## ABOUT THIS EXERCISE
Your reply should be one number, which is how many lines in the listing below contain "comserver".
<<<<
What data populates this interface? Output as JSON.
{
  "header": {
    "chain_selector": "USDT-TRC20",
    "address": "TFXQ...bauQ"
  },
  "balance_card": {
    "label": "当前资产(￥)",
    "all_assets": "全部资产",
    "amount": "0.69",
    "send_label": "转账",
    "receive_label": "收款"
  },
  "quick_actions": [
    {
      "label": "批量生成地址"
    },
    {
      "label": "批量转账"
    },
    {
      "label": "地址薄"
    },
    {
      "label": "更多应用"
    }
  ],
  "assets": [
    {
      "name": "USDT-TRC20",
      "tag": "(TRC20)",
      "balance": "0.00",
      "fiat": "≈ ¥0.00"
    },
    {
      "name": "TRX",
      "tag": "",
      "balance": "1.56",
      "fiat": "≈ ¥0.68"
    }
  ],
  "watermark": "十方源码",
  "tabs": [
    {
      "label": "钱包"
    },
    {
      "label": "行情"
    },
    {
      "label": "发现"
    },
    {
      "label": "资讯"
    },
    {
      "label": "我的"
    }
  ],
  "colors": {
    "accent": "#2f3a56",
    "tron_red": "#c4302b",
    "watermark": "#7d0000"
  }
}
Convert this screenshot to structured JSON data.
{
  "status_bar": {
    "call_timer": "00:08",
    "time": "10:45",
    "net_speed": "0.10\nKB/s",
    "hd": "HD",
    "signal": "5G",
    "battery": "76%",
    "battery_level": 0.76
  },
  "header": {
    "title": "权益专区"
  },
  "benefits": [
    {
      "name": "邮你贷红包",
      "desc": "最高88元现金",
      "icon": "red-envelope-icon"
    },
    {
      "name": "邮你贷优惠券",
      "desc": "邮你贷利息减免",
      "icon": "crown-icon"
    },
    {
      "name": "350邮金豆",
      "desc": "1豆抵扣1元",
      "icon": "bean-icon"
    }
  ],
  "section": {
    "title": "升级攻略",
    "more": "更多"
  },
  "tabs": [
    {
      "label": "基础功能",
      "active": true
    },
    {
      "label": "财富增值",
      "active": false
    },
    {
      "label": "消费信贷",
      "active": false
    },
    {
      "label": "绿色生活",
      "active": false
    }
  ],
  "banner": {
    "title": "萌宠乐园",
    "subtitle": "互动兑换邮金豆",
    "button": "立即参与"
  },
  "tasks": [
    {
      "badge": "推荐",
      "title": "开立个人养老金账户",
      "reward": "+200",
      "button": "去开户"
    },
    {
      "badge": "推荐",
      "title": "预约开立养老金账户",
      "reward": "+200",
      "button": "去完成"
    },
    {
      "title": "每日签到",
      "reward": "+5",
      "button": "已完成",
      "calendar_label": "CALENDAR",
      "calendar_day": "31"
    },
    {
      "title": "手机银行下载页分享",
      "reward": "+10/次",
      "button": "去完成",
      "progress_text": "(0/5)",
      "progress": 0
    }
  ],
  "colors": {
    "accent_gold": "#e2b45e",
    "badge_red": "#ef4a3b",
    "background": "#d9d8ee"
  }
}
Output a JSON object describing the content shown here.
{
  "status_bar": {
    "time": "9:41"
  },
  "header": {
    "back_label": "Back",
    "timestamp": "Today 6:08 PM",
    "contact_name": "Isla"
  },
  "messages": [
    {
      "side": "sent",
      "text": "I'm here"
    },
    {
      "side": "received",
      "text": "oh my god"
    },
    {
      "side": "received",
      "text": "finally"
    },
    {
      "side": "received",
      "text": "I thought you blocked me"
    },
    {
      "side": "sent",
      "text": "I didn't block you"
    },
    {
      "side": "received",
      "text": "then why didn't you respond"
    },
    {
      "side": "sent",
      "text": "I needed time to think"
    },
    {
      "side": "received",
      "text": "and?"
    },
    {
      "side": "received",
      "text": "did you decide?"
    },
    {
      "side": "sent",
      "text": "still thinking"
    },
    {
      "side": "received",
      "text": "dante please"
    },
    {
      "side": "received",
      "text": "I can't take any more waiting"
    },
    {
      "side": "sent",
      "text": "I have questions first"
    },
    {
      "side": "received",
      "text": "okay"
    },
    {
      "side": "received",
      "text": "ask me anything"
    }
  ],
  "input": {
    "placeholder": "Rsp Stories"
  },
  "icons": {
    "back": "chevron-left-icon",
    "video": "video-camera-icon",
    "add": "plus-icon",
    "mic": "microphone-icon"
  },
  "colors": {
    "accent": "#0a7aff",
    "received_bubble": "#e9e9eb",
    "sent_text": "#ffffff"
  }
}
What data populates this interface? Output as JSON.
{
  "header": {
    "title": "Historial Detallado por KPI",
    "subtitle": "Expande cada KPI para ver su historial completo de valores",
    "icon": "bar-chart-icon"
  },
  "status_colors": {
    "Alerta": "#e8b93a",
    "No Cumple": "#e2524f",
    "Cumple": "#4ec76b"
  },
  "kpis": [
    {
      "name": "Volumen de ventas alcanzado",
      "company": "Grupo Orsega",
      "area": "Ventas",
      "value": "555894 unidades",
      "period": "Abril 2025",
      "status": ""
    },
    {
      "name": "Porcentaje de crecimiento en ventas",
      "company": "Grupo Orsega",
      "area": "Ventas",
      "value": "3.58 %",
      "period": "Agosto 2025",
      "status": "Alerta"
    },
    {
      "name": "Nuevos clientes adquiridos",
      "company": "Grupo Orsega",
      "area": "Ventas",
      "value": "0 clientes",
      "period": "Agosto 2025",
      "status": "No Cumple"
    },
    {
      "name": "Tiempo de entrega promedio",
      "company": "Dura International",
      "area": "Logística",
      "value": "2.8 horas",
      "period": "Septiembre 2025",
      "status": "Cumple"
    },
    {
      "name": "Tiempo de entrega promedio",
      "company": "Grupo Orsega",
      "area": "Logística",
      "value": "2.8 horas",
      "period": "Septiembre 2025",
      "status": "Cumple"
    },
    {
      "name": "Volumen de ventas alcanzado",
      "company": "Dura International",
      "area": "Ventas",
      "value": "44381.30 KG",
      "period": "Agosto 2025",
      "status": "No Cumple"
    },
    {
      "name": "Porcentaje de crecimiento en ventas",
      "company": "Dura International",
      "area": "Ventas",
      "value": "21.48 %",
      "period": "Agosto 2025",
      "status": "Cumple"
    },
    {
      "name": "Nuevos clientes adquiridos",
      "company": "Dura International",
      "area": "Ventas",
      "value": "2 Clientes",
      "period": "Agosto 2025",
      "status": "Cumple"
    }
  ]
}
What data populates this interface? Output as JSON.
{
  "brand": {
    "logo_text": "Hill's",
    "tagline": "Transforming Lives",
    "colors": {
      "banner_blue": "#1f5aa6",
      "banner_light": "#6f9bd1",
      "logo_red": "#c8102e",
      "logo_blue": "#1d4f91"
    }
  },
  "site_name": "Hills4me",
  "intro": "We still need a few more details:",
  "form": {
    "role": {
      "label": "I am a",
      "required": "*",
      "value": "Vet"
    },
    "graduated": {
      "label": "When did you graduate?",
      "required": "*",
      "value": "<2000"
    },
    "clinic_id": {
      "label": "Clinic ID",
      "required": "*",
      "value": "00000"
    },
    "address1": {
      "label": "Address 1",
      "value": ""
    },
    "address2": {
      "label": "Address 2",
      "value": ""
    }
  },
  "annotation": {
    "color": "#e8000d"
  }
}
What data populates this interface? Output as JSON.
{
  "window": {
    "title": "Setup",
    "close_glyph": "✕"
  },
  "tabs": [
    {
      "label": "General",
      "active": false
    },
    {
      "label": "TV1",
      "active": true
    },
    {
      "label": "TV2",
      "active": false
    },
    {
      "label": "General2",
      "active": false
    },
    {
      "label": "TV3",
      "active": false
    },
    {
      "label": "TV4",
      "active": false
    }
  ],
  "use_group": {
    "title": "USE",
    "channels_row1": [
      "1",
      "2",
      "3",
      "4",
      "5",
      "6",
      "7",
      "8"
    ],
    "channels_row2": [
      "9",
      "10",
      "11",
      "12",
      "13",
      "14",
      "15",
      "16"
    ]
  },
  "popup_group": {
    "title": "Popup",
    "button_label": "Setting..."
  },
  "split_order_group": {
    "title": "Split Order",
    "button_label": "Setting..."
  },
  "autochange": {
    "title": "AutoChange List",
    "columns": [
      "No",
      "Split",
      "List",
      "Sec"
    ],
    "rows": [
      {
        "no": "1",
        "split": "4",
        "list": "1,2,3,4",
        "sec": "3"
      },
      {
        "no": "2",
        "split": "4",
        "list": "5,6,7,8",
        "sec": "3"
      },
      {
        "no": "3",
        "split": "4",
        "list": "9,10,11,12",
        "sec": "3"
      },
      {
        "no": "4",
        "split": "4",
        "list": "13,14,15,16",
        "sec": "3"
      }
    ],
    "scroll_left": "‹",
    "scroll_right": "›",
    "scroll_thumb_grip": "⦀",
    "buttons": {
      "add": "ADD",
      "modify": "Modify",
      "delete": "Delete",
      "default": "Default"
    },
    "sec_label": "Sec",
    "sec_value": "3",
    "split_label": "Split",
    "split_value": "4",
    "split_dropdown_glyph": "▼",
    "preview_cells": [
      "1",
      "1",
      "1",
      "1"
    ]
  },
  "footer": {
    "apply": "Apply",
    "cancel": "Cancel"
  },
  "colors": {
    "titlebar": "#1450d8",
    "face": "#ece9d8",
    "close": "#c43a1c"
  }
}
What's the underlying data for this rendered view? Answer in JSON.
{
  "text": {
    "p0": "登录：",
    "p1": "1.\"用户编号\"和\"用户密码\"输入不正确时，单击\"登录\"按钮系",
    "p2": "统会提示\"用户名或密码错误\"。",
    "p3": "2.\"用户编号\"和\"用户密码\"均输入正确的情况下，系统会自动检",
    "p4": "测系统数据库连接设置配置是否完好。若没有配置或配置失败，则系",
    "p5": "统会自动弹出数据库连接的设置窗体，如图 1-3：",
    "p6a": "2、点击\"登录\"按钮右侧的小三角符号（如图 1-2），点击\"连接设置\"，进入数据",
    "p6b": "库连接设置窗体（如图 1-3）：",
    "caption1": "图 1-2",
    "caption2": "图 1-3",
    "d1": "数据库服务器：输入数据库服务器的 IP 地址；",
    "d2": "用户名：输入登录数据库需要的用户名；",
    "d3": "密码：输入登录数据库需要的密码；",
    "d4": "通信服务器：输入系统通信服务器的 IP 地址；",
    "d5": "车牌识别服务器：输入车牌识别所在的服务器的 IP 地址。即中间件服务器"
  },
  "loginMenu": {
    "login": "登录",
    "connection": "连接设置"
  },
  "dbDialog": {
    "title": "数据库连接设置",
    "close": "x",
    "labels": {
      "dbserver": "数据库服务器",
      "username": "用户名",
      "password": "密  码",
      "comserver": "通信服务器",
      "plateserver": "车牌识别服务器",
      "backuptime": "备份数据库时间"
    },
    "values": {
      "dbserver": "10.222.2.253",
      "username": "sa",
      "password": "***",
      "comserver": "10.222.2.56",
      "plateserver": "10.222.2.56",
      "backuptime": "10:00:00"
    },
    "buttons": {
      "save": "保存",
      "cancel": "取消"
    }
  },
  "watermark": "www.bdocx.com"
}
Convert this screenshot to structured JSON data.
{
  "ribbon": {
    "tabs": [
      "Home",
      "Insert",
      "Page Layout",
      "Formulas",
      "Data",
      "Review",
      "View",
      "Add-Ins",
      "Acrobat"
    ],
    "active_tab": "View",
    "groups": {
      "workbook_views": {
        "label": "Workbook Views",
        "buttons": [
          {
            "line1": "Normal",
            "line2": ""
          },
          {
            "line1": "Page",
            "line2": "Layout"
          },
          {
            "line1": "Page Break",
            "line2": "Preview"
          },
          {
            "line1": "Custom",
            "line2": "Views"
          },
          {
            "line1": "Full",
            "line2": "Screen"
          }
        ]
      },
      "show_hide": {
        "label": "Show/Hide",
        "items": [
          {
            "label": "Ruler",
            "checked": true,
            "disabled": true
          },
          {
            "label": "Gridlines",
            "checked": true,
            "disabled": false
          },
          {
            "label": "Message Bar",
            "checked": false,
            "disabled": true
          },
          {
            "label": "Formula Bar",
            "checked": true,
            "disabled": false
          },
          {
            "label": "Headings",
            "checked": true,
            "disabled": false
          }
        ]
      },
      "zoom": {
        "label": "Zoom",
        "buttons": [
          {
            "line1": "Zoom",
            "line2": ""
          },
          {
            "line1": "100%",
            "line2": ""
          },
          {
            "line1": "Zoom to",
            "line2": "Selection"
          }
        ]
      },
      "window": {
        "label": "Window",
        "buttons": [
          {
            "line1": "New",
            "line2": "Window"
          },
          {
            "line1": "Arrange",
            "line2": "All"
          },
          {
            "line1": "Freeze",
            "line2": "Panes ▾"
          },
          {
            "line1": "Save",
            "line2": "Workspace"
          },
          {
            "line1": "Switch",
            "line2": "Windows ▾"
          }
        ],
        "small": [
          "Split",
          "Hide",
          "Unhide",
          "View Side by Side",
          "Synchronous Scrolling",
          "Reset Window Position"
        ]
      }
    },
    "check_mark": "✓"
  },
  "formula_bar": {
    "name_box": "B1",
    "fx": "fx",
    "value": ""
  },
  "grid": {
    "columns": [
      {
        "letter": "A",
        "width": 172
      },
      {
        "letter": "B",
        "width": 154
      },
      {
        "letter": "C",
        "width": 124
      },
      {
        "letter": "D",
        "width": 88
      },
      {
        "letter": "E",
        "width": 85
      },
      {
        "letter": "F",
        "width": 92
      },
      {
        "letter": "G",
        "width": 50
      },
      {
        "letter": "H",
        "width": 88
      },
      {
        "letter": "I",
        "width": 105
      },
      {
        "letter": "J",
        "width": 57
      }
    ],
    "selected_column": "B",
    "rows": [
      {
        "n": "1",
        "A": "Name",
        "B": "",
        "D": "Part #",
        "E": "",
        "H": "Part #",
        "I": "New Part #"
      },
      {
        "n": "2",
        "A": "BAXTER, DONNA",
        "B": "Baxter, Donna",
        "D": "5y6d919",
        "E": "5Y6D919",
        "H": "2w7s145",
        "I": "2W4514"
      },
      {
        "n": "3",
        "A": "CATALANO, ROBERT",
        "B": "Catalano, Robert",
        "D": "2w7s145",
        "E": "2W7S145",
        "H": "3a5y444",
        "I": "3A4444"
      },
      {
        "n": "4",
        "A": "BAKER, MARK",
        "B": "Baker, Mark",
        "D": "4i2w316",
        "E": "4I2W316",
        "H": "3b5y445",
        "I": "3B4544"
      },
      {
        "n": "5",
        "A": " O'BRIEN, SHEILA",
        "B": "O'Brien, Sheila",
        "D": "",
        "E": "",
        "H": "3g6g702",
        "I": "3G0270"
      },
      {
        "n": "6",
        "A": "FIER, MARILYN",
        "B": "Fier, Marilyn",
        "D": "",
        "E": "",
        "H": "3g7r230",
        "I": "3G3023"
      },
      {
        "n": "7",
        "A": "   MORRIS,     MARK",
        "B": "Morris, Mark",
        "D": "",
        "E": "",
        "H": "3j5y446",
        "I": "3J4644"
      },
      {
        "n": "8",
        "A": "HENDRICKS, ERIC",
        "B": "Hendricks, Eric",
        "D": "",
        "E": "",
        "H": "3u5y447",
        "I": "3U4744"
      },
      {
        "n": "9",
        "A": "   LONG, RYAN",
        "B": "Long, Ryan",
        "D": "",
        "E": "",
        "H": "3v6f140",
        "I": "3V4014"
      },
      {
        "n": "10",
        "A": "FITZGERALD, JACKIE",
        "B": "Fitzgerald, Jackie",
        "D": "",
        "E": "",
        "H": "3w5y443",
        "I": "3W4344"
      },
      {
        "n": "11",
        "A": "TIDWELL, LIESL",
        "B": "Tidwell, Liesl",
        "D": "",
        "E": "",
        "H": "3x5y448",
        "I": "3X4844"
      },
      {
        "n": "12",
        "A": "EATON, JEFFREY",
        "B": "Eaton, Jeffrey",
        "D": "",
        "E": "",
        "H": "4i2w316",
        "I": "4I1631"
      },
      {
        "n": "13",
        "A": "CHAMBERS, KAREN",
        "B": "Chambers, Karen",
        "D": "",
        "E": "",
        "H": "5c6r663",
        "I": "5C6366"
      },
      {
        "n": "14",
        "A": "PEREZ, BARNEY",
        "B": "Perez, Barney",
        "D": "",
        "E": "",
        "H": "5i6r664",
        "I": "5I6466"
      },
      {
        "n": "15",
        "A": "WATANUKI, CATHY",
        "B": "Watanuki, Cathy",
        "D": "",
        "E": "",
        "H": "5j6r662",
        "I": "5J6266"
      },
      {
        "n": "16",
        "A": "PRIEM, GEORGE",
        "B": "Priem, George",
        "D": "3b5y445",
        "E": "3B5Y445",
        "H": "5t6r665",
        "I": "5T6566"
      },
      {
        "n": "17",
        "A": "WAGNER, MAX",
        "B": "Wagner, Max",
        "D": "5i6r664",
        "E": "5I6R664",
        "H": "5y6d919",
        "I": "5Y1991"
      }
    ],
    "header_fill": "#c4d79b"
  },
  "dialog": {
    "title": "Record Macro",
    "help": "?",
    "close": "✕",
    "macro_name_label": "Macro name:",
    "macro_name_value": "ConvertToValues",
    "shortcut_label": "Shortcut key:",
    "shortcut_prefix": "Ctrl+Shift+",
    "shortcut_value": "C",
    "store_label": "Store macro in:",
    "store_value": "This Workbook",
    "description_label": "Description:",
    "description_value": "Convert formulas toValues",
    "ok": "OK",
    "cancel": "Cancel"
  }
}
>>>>
## WORKED SOLUTION
2